March 24, 2012
Cue the off-key organ grinder monkey music. The postmodern circus has come to town, with Mitt Romney, Rick Santorum, and Newt Gingrich enrolled as the unlikely ring leaders. Step right up and watch them assert “traditional values” while twisting and bending the truth until it snaps. The political Left tries to join the circus but is no good at it, and journalists, truth’s supposed watch dogs, sleep at the door.
Postmodernism is a vague, multi-layered worldview born in the rubble of World War 2 and nurtured in the iconoclasm of the 1960’s. Many of its adherents shun labels – including “postmodernism” – before arguing that our cultural and personal biases so cloud our vision that we cannot see reality. Our concept of “logic” is tethered to a Western-centered saga, or “meta-narrative,” and is really an excuse for our quest for world domination. Objective truth, if it exists at all, is unknowable. We grope with psychological and cultural cataracts. We’re like Clint Eastwood wandering through Alice’s Wonderland while reading the script for The Good, The Bad, and The Ugly. We can’t even interpret our interpretations – so please, let’s do away with religion’s moral absolutes. As Stanley Fish once said, “The trouble with principle is, first, it does not exist, and second, that nowadays many bad things are done in its name.”
Apparently, principled leaders like Frederick Douglass, Winston Churchill, Mohandas Gandhi, Martin Luther King, Nelson Mandela, Mother Teresa, Aung San Suu Kyi, and Desmond Tutu don’t count.
February 19, 2012
A telling statistic: In 2009, 35 percent of evangelicals identified themselves as Democrats and 34 percent as Republicans. The rest were independents. In other words, most evangelicals aren’t even voting in this year’s GOP primaries. Another: 64 percent of all white evangelicals don’t believe church officials should endorse political candidates.
November 8, 2011
The supposedly “unpredictable” was really predictable – and it now unfolds to our surprise: Religious authorities applaud the world-wide “Occupy” movement while others quake.
While not mentioning the protest, The Vatican dropped the greatest non-bombshell on October 24th when it denounced “the inequalities and distortions of capitalistic development.” As usual, headline writers exclaimed irony. An example: “Occupy Wall Street’s Most Unlikely Ally: The Pope,” written above an article which said essentially, that this is no big surprise. The 17-page message, “Towards Reforming the International Financial and Monetary Systems in the Context of Global Public Authority,” is one more drumroll for The Pontifical Council for Justice and Peace. You’d swear they’ve been millennial kids veiled in old man masks. Sample the Occupy-like phrases: “The inequalities and distortions of capitalist development” … “the economy needs ethics” … “selfishness, collective greed and the hoarding of goods on a mammoth scale” … “no one can be content with seeing man live like a wolf to his fellow man” … “We should not be afraid to propose new ideas, even if they might destabilize pre-existing balances of power that prevail over the weakest.” The clerics quoted Pope John Paul II’s 1991 warning against “an idolatry of the market.”
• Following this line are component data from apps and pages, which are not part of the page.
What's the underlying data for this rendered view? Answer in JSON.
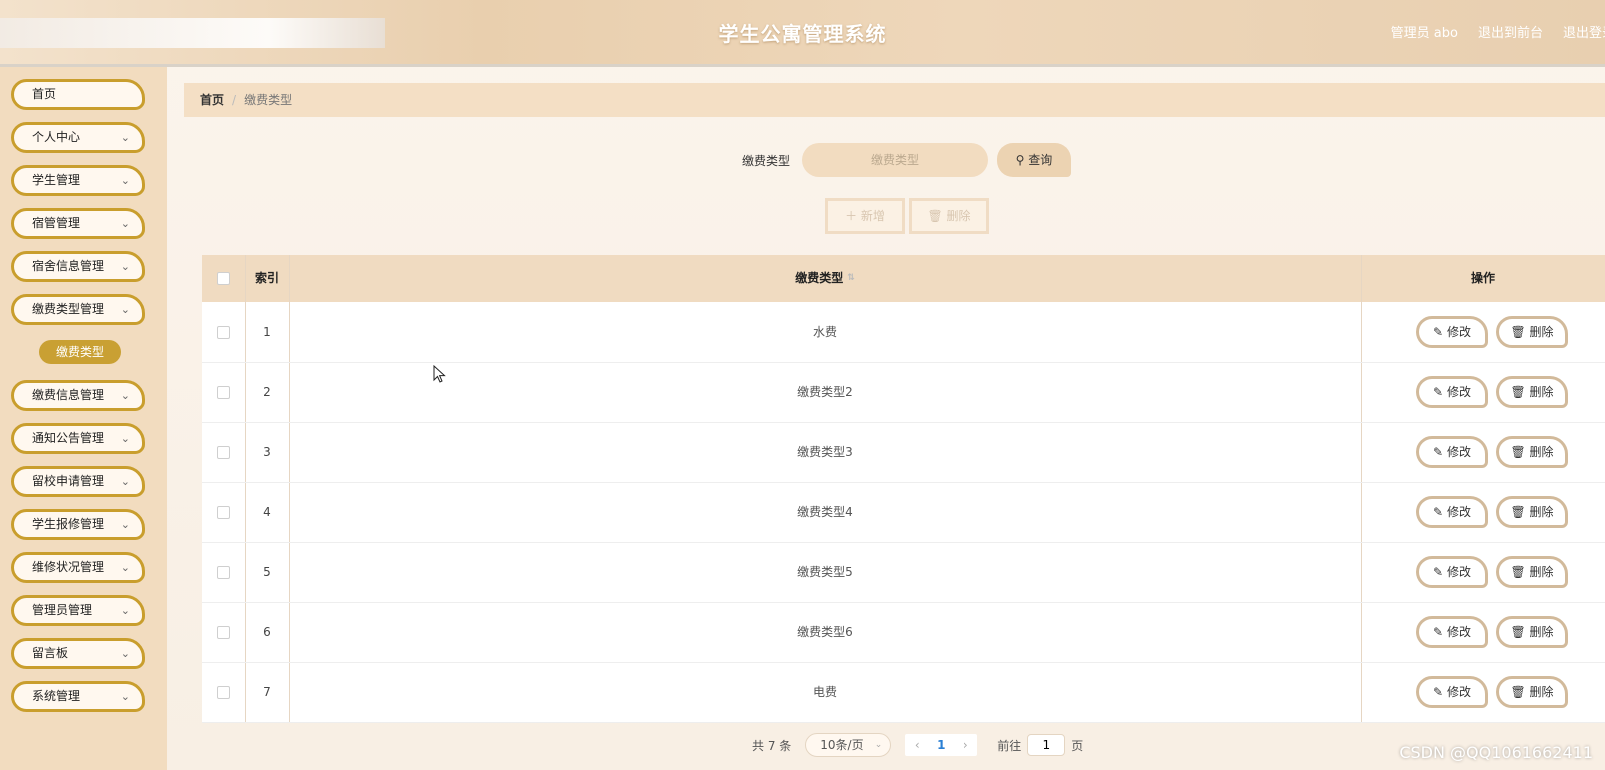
{
  "header": {
    "title": "学生公寓管理系统",
    "user": "管理员 abo",
    "to_frontend": "退出到前台",
    "logout": "退出登录"
  },
  "sidebar": {
    "items": [
      {
        "label": "首页",
        "has_children": false
      },
      {
        "label": "个人中心",
        "has_children": true
      },
      {
        "label": "学生管理",
        "has_children": true
      },
      {
        "label": "宿管管理",
        "has_children": true
      },
      {
        "label": "宿舍信息管理",
        "has_children": true
      },
      {
        "label": "缴费类型管理",
        "has_children": true
      },
      {
        "label": "缴费信息管理",
        "has_children": true
      },
      {
        "label": "通知公告管理",
        "has_children": true
      },
      {
        "label": "留校申请管理",
        "has_children": true
      },
      {
        "label": "学生报修管理",
        "has_children": true
      },
      {
        "label": "维修状况管理",
        "has_children": true
      },
      {
        "label": "管理员管理",
        "has_children": true
      },
      {
        "label": "留言板",
        "has_children": true
      },
      {
        "label": "系统管理",
        "has_children": true
      }
    ],
    "active_sub": "缴费类型"
  },
  "breadcrumb": {
    "home": "首页",
    "current": "缴费类型"
  },
  "search": {
    "label": "缴费类型",
    "placeholder": "缴费类型",
    "button": "查询"
  },
  "toolbar": {
    "add": "新增",
    "delete": "删除"
  },
  "table": {
    "headers": {
      "index": "索引",
      "type": "缴费类型",
      "ops": "操作"
    },
    "edit_label": "修改",
    "delete_label": "删除",
    "rows": [
      {
        "index": "1",
        "type": "水费"
      },
      {
        "index": "2",
        "type": "缴费类型2"
      },
      {
        "index": "3",
        "type": "缴费类型3"
      },
      {
        "index": "4",
        "type": "缴费类型4"
      },
      {
        "index": "5",
        "type": "缴费类型5"
      },
      {
        "index": "6",
        "type": "缴费类型6"
      },
      {
        "index": "7",
        "type": "电费"
      }
    ]
  },
  "pager": {
    "total": "共 7 条",
    "page_size": "10条/页",
    "current_page": "1",
    "goto_label": "前往",
    "goto_value": "1",
    "page_suffix": "页"
  },
  "watermark": "CSDN @QQ1061662411",
  "colors": {
    "accent": "#c9a033",
    "header": "#e9cfae",
    "table_head": "#f0dbc1"
  }
}
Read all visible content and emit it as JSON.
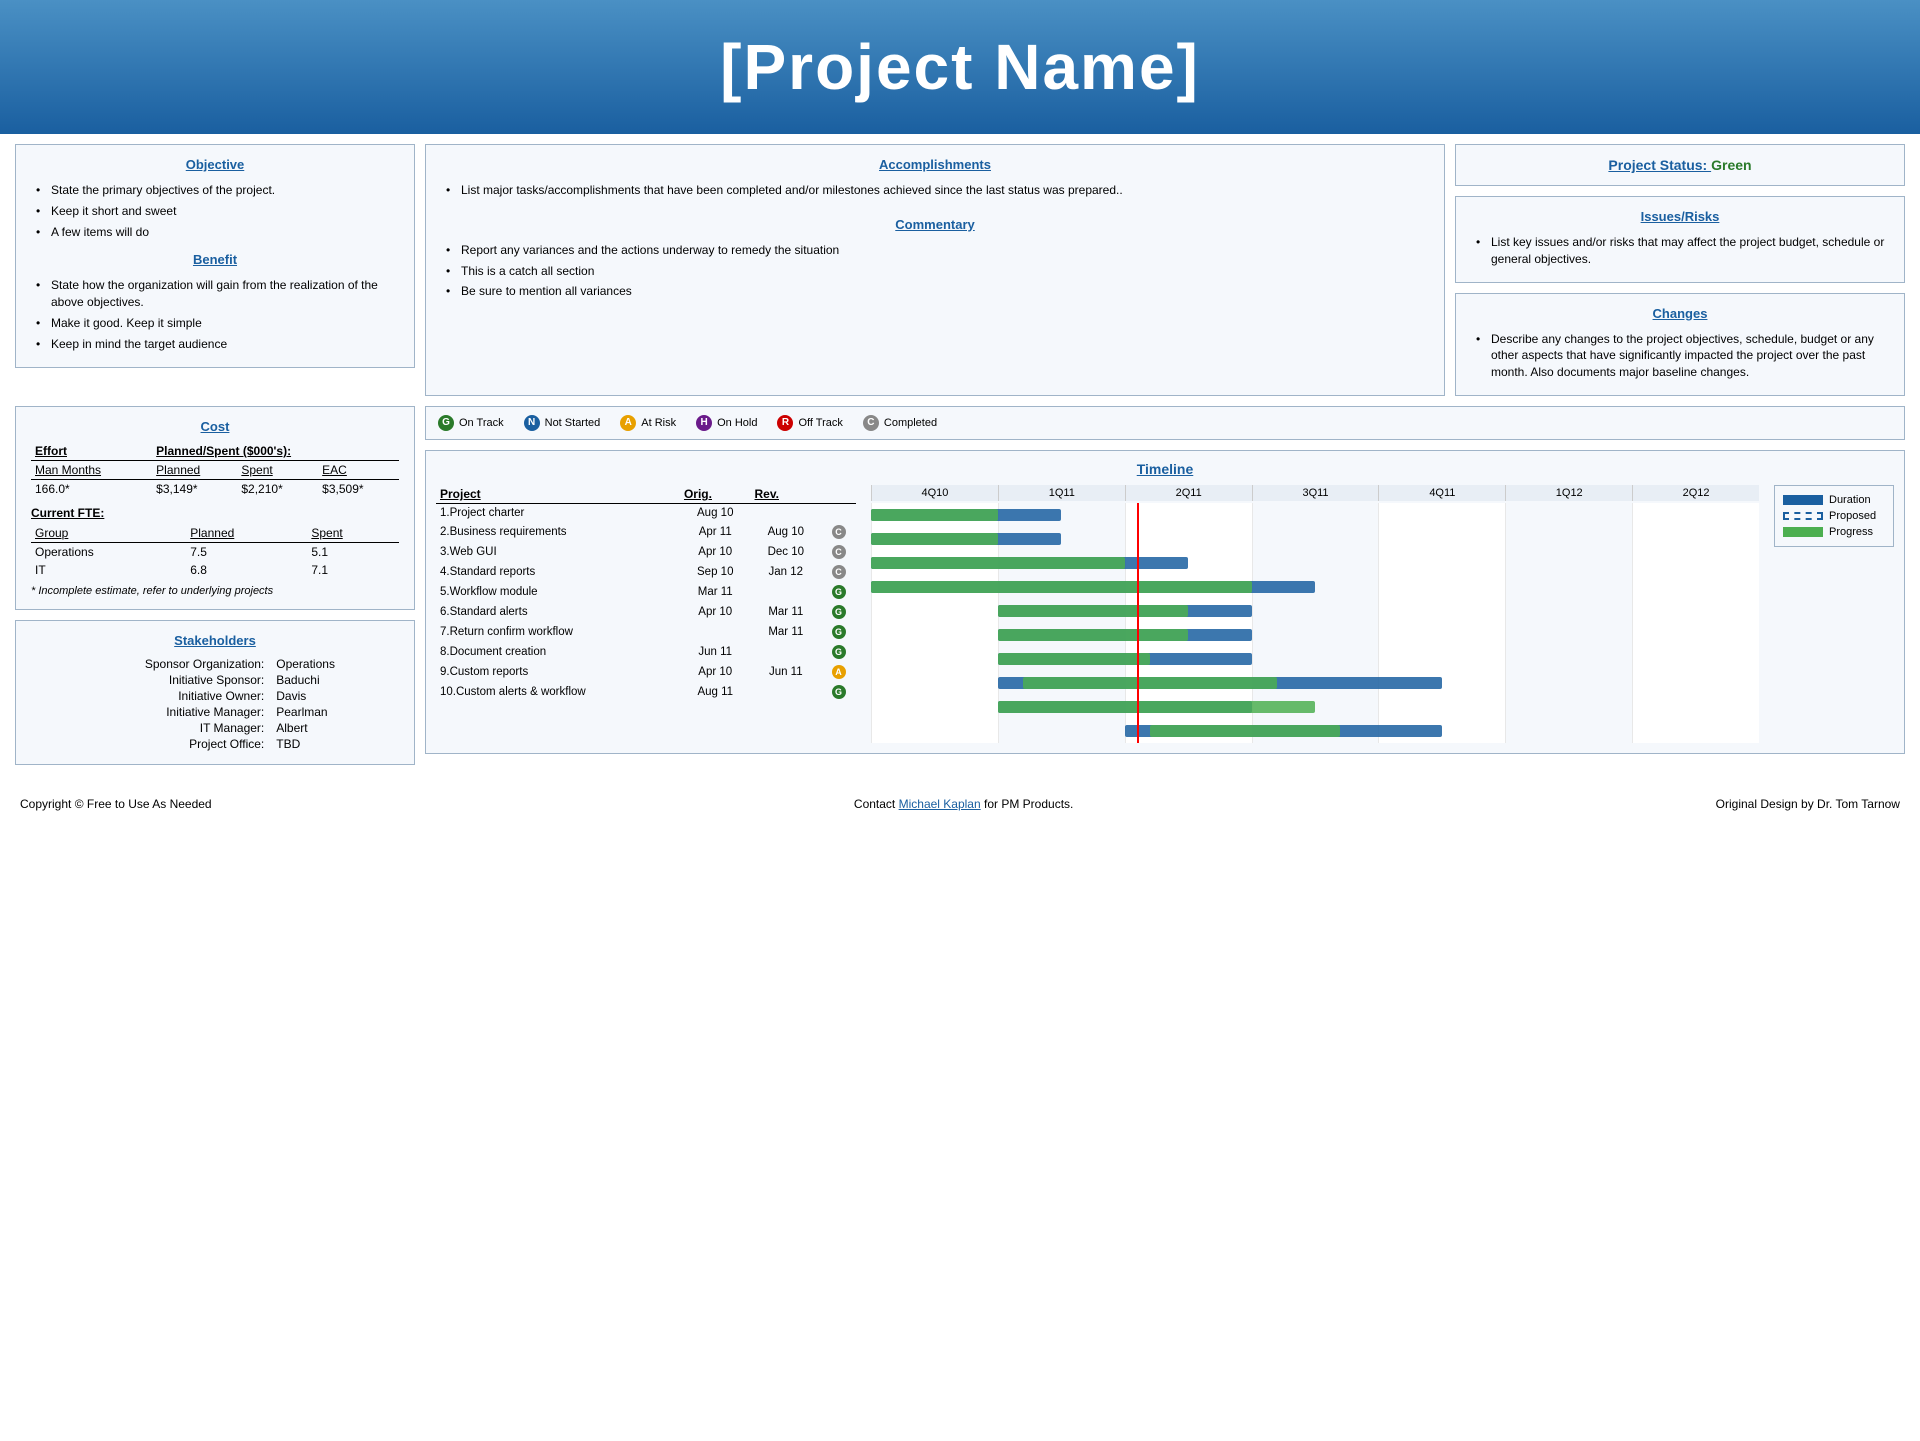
{
  "header": {
    "title": "[Project Name]"
  },
  "objective": {
    "title": "Objective",
    "items": [
      "State the primary objectives of the project.",
      "Keep it short and sweet",
      "A few items will do"
    ]
  },
  "benefit": {
    "title": "Benefit",
    "items": [
      "State how the organization will gain from the realization of the above objectives.",
      "Make it good. Keep it simple",
      "Keep in mind the target audience"
    ]
  },
  "accomplishments": {
    "title": "Accomplishments",
    "items": [
      "List major tasks/accomplishments that have been completed and/or milestones achieved since the last status was prepared.."
    ]
  },
  "commentary": {
    "title": "Commentary",
    "items": [
      "Report any variances and the actions underway to remedy the situation",
      "This is a catch all section",
      "Be sure to mention all variances"
    ]
  },
  "project_status": {
    "label": "Project Status: ",
    "value": "Green"
  },
  "issues_risks": {
    "title": "Issues/Risks",
    "items": [
      "List key issues and/or risks that may affect the project budget, schedule or general objectives."
    ]
  },
  "changes": {
    "title": "Changes",
    "items": [
      "Describe any changes to the project objectives, schedule, budget or any other aspects that have significantly impacted the project over the past month. Also documents major baseline changes."
    ]
  },
  "cost": {
    "title": "Cost",
    "effort_label": "Effort",
    "planned_spent_label": "Planned/Spent ($000's):",
    "columns": [
      "Man Months",
      "Planned",
      "Spent",
      "EAC"
    ],
    "row": [
      "166.0*",
      "$3,149*",
      "$2,210*",
      "$3,509*"
    ],
    "current_fte_label": "Current FTE:",
    "fte_columns": [
      "Group",
      "Planned",
      "Spent"
    ],
    "fte_rows": [
      [
        "Operations",
        "7.5",
        "5.1"
      ],
      [
        "IT",
        "6.8",
        "7.1"
      ]
    ],
    "footnote": "* Incomplete estimate, refer to underlying projects"
  },
  "stakeholders": {
    "title": "Stakeholders",
    "rows": [
      [
        "Sponsor Organization:",
        "Operations"
      ],
      [
        "Initiative Sponsor:",
        "Baduchi"
      ],
      [
        "Initiative Owner:",
        "Davis"
      ],
      [
        "Initiative Manager:",
        "Pearlman"
      ],
      [
        "IT Manager:",
        "Albert"
      ],
      [
        "Project Office:",
        "TBD"
      ]
    ]
  },
  "timeline": {
    "title": "Timeline",
    "legend": {
      "on_track": "On Track",
      "not_started": "Not Started",
      "at_risk": "At Risk",
      "on_hold": "On Hold",
      "off_track": "Off Track",
      "completed": "Completed"
    },
    "chart_legend": {
      "duration": "Duration",
      "proposed": "Proposed",
      "progress": "Progress"
    },
    "quarters": [
      "4Q10",
      "1Q11",
      "2Q11",
      "3Q11",
      "4Q11",
      "1Q12",
      "2Q12"
    ],
    "projects": [
      {
        "name": "1.Project charter",
        "orig": "Aug 10",
        "rev": "",
        "status": ""
      },
      {
        "name": "2.Business requirements",
        "orig": "Apr 11",
        "rev": "Aug 10",
        "status": "C"
      },
      {
        "name": "3.Web GUI",
        "orig": "Apr 10",
        "rev": "Dec 10",
        "status": "C"
      },
      {
        "name": "4.Standard reports",
        "orig": "Sep 10",
        "rev": "Jan 12",
        "status": "C"
      },
      {
        "name": "5.Workflow module",
        "orig": "Mar 11",
        "rev": "",
        "status": "G"
      },
      {
        "name": "6.Standard alerts",
        "orig": "Apr 10",
        "rev": "Mar 11",
        "status": "G"
      },
      {
        "name": "7.Return confirm workflow",
        "orig": "",
        "rev": "Mar 11",
        "status": "G"
      },
      {
        "name": "8.Document creation",
        "orig": "Jun 11",
        "rev": "",
        "status": "G"
      },
      {
        "name": "9.Custom reports",
        "orig": "Apr 10",
        "rev": "Jun 11",
        "status": "A"
      },
      {
        "name": "10.Custom alerts & workflow",
        "orig": "Aug 11",
        "rev": "",
        "status": "G"
      }
    ]
  },
  "footer": {
    "copyright": "Copyright © Free to Use As Needed",
    "contact_pre": "Contact ",
    "contact_name": "Michael Kaplan",
    "contact_post": " for PM Products.",
    "original_design": "Original Design by Dr. Tom Tarnow"
  }
}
Their solution: An intentionally vague “global political authority” that would ensure an economy imbued with ethics.